* Work request *
An exact copy of the entries below is required, with all pictures removed.

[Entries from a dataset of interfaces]
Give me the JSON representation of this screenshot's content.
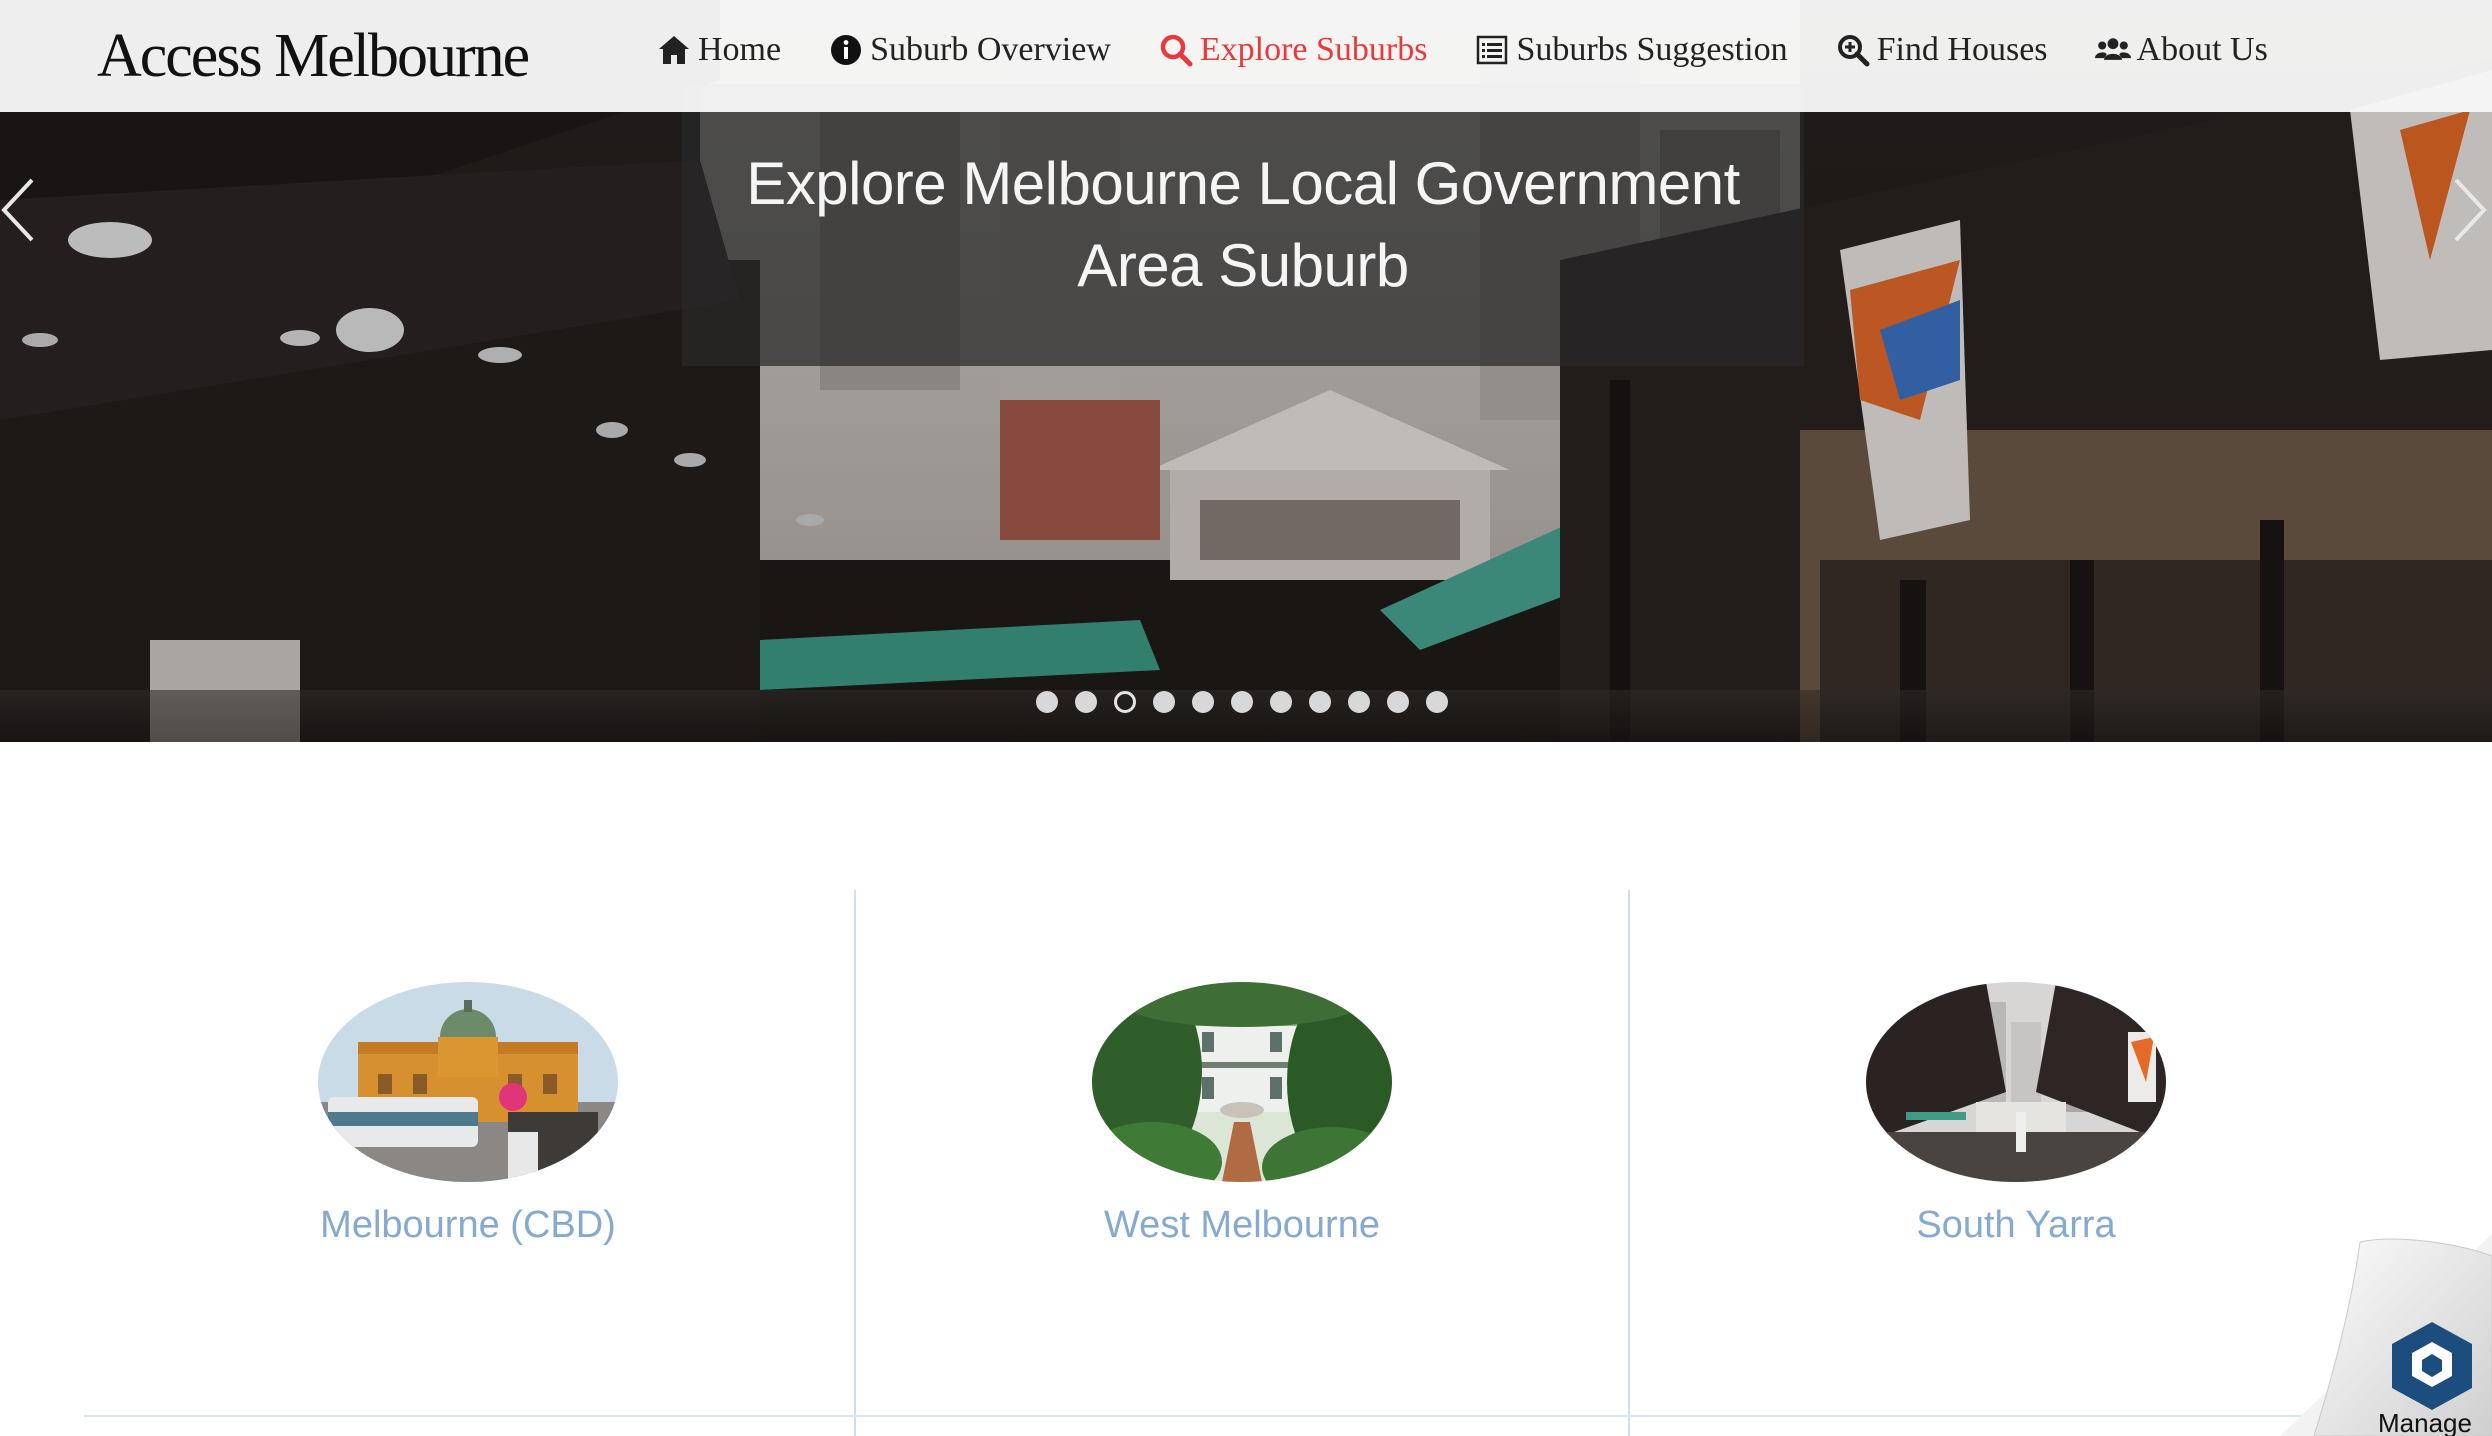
{
  "brand": "Access Melbourne",
  "nav": {
    "items": [
      {
        "label": "Home",
        "icon": "home-icon"
      },
      {
        "label": "Suburb Overview",
        "icon": "info-circle-icon"
      },
      {
        "label": "Explore Suburbs",
        "icon": "search-icon",
        "active": true
      },
      {
        "label": "Suburbs Suggestion",
        "icon": "list-alt-icon"
      },
      {
        "label": "Find Houses",
        "icon": "search-plus-icon"
      },
      {
        "label": "About Us",
        "icon": "users-icon"
      }
    ],
    "active_color": "#e8393c"
  },
  "hero": {
    "caption": "Explore Melbourne Local Government Area Suburb",
    "slide_count": 11,
    "active_slide": 3
  },
  "suburbs": [
    {
      "name": "Melbourne (CBD)"
    },
    {
      "name": "West Melbourne"
    },
    {
      "name": "South Yarra"
    }
  ],
  "link_color": "#86a9cf",
  "manage_badge": {
    "label": "Manage",
    "icon": "hexagon-logo-icon"
  }
}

* Answer *
Give me the JSON representation of this screenshot's content.
{
  "brand": "Access Melbourne",
  "nav": {
    "items": [
      {
        "label": "Home",
        "icon": "home-icon"
      },
      {
        "label": "Suburb Overview",
        "icon": "info-circle-icon"
      },
      {
        "label": "Explore Suburbs",
        "icon": "search-icon",
        "active": true
      },
      {
        "label": "Suburbs Suggestion",
        "icon": "list-alt-icon"
      },
      {
        "label": "Find Houses",
        "icon": "search-plus-icon"
      },
      {
        "label": "About Us",
        "icon": "users-icon"
      }
    ],
    "active_color": "#e8393c"
  },
  "hero": {
    "caption": "Explore Melbourne Local Government Area Suburb",
    "slide_count": 11,
    "active_slide": 3
  },
  "suburbs": [
    {
      "name": "Melbourne (CBD)"
    },
    {
      "name": "West Melbourne"
    },
    {
      "name": "South Yarra"
    }
  ],
  "link_color": "#86a9cf",
  "manage_badge": {
    "label": "Manage",
    "icon": "hexagon-logo-icon"
  }
}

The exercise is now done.